[RECORDS FOR THE EXERCISE]

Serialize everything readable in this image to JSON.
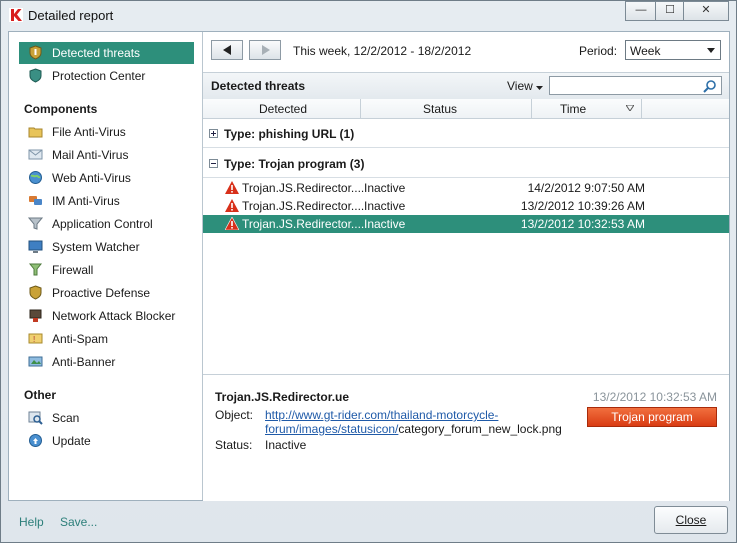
{
  "window": {
    "title": "Detailed report",
    "controls": {
      "minimize": "—",
      "maximize": "☐",
      "close": "✕"
    }
  },
  "sidebar": {
    "top_items": [
      {
        "label": "Detected threats",
        "icon": "shield-icon",
        "selected": true
      },
      {
        "label": "Protection Center",
        "icon": "shield-icon",
        "selected": false
      }
    ],
    "components_heading": "Components",
    "components": [
      {
        "label": "File Anti-Virus",
        "icon": "folder-icon"
      },
      {
        "label": "Mail Anti-Virus",
        "icon": "mail-icon"
      },
      {
        "label": "Web Anti-Virus",
        "icon": "globe-icon"
      },
      {
        "label": "IM Anti-Virus",
        "icon": "chat-icon"
      },
      {
        "label": "Application Control",
        "icon": "funnel-icon"
      },
      {
        "label": "System Watcher",
        "icon": "monitor-icon"
      },
      {
        "label": "Firewall",
        "icon": "firewall-icon"
      },
      {
        "label": "Proactive Defense",
        "icon": "shield-icon"
      },
      {
        "label": "Network Attack Blocker",
        "icon": "network-icon"
      },
      {
        "label": "Anti-Spam",
        "icon": "spam-icon"
      },
      {
        "label": "Anti-Banner",
        "icon": "banner-icon"
      }
    ],
    "other_heading": "Other",
    "other": [
      {
        "label": "Scan",
        "icon": "scan-icon"
      },
      {
        "label": "Update",
        "icon": "update-icon"
      }
    ]
  },
  "nav": {
    "range": "This week, 12/2/2012 - 18/2/2012",
    "period_label": "Period:",
    "period_value": "Week"
  },
  "toolbar": {
    "title": "Detected threats",
    "view_label": "View",
    "search_placeholder": ""
  },
  "columns": {
    "detected": "Detected",
    "status": "Status",
    "time": "Time"
  },
  "groups": [
    {
      "label": "Type: phishing URL (1)",
      "expanded": false
    },
    {
      "label": "Type: Trojan program (3)",
      "expanded": true
    }
  ],
  "rows": [
    {
      "name": "Trojan.JS.Redirector....",
      "status": "Inactive",
      "time": "14/2/2012 9:07:50 AM",
      "selected": false
    },
    {
      "name": "Trojan.JS.Redirector....",
      "status": "Inactive",
      "time": "13/2/2012 10:39:26 AM",
      "selected": false
    },
    {
      "name": "Trojan.JS.Redirector....",
      "status": "Inactive",
      "time": "13/2/2012 10:32:53 AM",
      "selected": true
    }
  ],
  "detail": {
    "name": "Trojan.JS.Redirector.ue",
    "time": "13/2/2012 10:32:53 AM",
    "object_label": "Object:",
    "object_link_1": "http://www.gt-rider.com/thailand-motorcycle-",
    "object_link_2": "forum/images/statusicon/",
    "object_rest": "category_forum_new_lock.png",
    "status_label": "Status:",
    "status_value": "Inactive",
    "type_button": "Trojan program"
  },
  "footer": {
    "help": "Help",
    "save": "Save...",
    "close": "Close"
  },
  "colors": {
    "accent": "#2d8f7b",
    "danger": "#e0481c",
    "link": "#1f5aa8"
  }
}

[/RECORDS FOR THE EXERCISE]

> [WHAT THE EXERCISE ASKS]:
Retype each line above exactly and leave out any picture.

> [RESPONSE TO THE EXERCISE]:
Serialize everything readable in this image to JSON.
{
  "window": {
    "title": "Detailed report",
    "controls": {
      "minimize": "—",
      "maximize": "☐",
      "close": "✕"
    }
  },
  "sidebar": {
    "top_items": [
      {
        "label": "Detected threats",
        "icon": "shield-icon",
        "selected": true
      },
      {
        "label": "Protection Center",
        "icon": "shield-icon",
        "selected": false
      }
    ],
    "components_heading": "Components",
    "components": [
      {
        "label": "File Anti-Virus",
        "icon": "folder-icon"
      },
      {
        "label": "Mail Anti-Virus",
        "icon": "mail-icon"
      },
      {
        "label": "Web Anti-Virus",
        "icon": "globe-icon"
      },
      {
        "label": "IM Anti-Virus",
        "icon": "chat-icon"
      },
      {
        "label": "Application Control",
        "icon": "funnel-icon"
      },
      {
        "label": "System Watcher",
        "icon": "monitor-icon"
      },
      {
        "label": "Firewall",
        "icon": "firewall-icon"
      },
      {
        "label": "Proactive Defense",
        "icon": "shield-icon"
      },
      {
        "label": "Network Attack Blocker",
        "icon": "network-icon"
      },
      {
        "label": "Anti-Spam",
        "icon": "spam-icon"
      },
      {
        "label": "Anti-Banner",
        "icon": "banner-icon"
      }
    ],
    "other_heading": "Other",
    "other": [
      {
        "label": "Scan",
        "icon": "scan-icon"
      },
      {
        "label": "Update",
        "icon": "update-icon"
      }
    ]
  },
  "nav": {
    "range": "This week, 12/2/2012 - 18/2/2012",
    "period_label": "Period:",
    "period_value": "Week"
  },
  "toolbar": {
    "title": "Detected threats",
    "view_label": "View",
    "search_placeholder": ""
  },
  "columns": {
    "detected": "Detected",
    "status": "Status",
    "time": "Time"
  },
  "groups": [
    {
      "label": "Type: phishing URL (1)",
      "expanded": false
    },
    {
      "label": "Type: Trojan program (3)",
      "expanded": true
    }
  ],
  "rows": [
    {
      "name": "Trojan.JS.Redirector....",
      "status": "Inactive",
      "time": "14/2/2012 9:07:50 AM",
      "selected": false
    },
    {
      "name": "Trojan.JS.Redirector....",
      "status": "Inactive",
      "time": "13/2/2012 10:39:26 AM",
      "selected": false
    },
    {
      "name": "Trojan.JS.Redirector....",
      "status": "Inactive",
      "time": "13/2/2012 10:32:53 AM",
      "selected": true
    }
  ],
  "detail": {
    "name": "Trojan.JS.Redirector.ue",
    "time": "13/2/2012 10:32:53 AM",
    "object_label": "Object:",
    "object_link_1": "http://www.gt-rider.com/thailand-motorcycle-",
    "object_link_2": "forum/images/statusicon/",
    "object_rest": "category_forum_new_lock.png",
    "status_label": "Status:",
    "status_value": "Inactive",
    "type_button": "Trojan program"
  },
  "footer": {
    "help": "Help",
    "save": "Save...",
    "close": "Close"
  },
  "colors": {
    "accent": "#2d8f7b",
    "danger": "#e0481c",
    "link": "#1f5aa8"
  }
}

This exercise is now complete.